The 76ers just went a whole month without winning a single game (0-11).
All I can say is that Sam Hinkie better know what he’s doing, because if this plan of his doesn’t work, he’ll have wrecked our team for no reason.
This may just be me that feels this way, but block/charge calls are stupid. Mainly charge calls. I’m sorry, but in what universe is standing there considered good defense? It’s stupid. You shouldn’t get rewarded for making absolutely no effort to do anything. All this nonsense about legal guarding position, having your feet set…it’s stupid. I say once the dude leaves his feet, no charging calls. Kudos to all the defenders who got posterized instead of standing there still (or moving out of the way).
I found this thing called TrueHoop on ESPN - it’s like a network on blogs or something. Here’s a sample: http://espn.go.com/blog/truehoop/post/_/id/40381/fix-tanking-grade-on-a-curve (Notice the side section labeled “HoopIdea on tanking” and the bulleted list of links, which I’ve been reading all day). Also, http://espn.go.com/blog/truehoop/category/_/name/tanking has like any blog entry with tag “tanking”
Say what you want about baseball, but it has the best all star game by far. And this is because the all star game is played like a normal game would be played (just with better overall rosters). In a regular game, the pitchers try to get the batters out, the batters try to get hits or walks, and when necessary the fielders try to get runners out. None of these significantly change during the all star game.
But take a look at the other sports and their all star games. Basically, anything that involves extraordinary effort is out. Defense requires effort, and this just isn’t going to happen. Beyond just effort, defense in football or hockey often means inflicting pain in some form, which carries significant injury risk. And again, not happening in an exhibition game. So these games are shells of themselves without defense.
Baseball doesn’t really have significant injury risks, other than pitchers and their arms I suppose. But they usually only pitch an inning or two, and most pitching injuries are developed over long periods of time (talking like a few months, not a few innings). But batting involves more concentration and hand-eye coordination than physical exertion, so no reason to not do so wholeheartedly. And most physical effort from there involves running (the bases, the field) which isn’t “difficult” either. So the gameplay doesn’t suffer.
To end, let me just especially call out the NBA all star game - there isn’t that much injury risk and defense doesn’t particularly involving hitting like football or checking like hockey. There’s no reason the game shouldn’t resemble an ordinary NBA game, other than people just not wanting to try on defense. Maybe if they tried a little harder, the game would be more watchable.
So I was watching the end of the Boston U vs U of New Hampshire hockey game, and Boston U pulled their goalie down 4-3, and then iced the puck by accident. So, of course, for the faceoff, the goalie was back with 5 skaters. This is the rule.
But why is it the rule?
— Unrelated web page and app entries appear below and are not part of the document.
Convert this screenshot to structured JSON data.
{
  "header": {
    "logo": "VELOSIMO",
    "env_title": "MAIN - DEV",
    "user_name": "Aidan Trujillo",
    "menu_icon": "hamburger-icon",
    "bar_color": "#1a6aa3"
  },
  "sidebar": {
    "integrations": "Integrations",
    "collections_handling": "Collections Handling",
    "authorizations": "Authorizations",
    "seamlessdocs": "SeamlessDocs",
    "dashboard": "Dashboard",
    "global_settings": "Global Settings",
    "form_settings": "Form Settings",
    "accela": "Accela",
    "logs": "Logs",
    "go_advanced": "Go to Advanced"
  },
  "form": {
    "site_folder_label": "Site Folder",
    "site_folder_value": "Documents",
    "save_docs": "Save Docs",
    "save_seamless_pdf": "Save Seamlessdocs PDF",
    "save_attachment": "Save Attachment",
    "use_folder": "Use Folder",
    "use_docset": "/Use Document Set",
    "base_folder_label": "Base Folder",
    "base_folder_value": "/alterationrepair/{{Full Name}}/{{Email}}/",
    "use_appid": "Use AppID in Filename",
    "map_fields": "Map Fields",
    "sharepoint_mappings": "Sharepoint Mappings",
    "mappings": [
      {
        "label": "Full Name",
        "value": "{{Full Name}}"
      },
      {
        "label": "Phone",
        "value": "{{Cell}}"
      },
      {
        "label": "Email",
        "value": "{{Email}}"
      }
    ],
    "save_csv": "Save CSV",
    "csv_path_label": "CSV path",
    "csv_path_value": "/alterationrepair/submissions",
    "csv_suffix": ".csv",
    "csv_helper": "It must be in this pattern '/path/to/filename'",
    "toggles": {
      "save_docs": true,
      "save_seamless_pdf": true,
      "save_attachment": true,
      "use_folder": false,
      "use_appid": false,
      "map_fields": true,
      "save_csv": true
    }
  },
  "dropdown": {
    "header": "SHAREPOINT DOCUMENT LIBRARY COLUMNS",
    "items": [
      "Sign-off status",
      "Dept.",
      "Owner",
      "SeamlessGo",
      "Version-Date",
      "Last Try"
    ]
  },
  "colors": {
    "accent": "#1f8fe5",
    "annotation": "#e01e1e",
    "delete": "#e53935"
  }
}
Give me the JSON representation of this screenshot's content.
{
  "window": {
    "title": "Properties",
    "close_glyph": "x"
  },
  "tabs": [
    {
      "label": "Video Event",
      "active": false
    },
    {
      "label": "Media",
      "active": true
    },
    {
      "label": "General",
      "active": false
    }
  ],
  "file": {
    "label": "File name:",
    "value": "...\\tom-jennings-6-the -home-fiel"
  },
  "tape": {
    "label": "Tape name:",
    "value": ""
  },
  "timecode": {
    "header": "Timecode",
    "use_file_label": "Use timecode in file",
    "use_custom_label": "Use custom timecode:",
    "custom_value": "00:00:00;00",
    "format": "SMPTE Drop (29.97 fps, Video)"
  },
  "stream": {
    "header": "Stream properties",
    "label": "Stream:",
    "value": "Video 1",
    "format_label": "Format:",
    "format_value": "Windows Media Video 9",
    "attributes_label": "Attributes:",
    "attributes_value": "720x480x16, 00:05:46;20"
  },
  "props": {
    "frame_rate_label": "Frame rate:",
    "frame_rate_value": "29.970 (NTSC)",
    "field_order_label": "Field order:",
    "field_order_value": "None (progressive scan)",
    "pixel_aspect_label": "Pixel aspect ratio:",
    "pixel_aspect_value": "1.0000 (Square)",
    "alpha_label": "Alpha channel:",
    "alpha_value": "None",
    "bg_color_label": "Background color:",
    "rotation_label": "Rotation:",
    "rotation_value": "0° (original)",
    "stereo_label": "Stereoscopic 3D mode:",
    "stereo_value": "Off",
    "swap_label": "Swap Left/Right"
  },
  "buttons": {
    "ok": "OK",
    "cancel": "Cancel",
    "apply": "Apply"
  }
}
I think the rule should be, if you ice the puck, your skaters have to remain on the ice, no exceptions (barring serious injury needs). (As an aside, which skater is allowed to come off the ice? Does the team get to pick?). Even further, if a goalie commits a penalty, he should have to serve his own time. Put in the backup. And if you don’t have one, stinks for you now, doesn’t it? Better tell your starter to not take a penalty under any circumstances. Goalies shouldn’t get to escape justice. And the penalty box is great justice - you commit a penalty, you have to sit in the box in shame for the duration of the man advantage. Genius.
Goalies should have to serve their own penalties just like pitchers should be forced to bat.
This is not a perfect solution at all and has its own set of problems, but I think every team in the lottery should have the same probability of getting each lottery pick.
The draft lottery would look like this: first, each team gets a 1 in 14 shot for the top pick…after that pick is determined, each remaining team gets a 1 in 13 shot for the second pick, and so on.
While there is still incentive to tank (purposely field a subpar team in efforts to lose and get a higher draft pick), you only have to tank to a “miss the playoffs” level and not to the “we lost consecutive games by more than 40 points” level. There’s no incentive to accumulating as many losses as possible, as long as you miss the playoffs.
Some problems include “legitimately bad” teams (teams that aren’t tanking, but suck anyway), but any solution to tanking is probably going to include this issue. It’s also possible a good team suffers like a terrible season-long injury to a good player, misses the playoffs, and gets the number one pick.
And unlike other plans I’ve heard, this one is simple enough to possibly happen.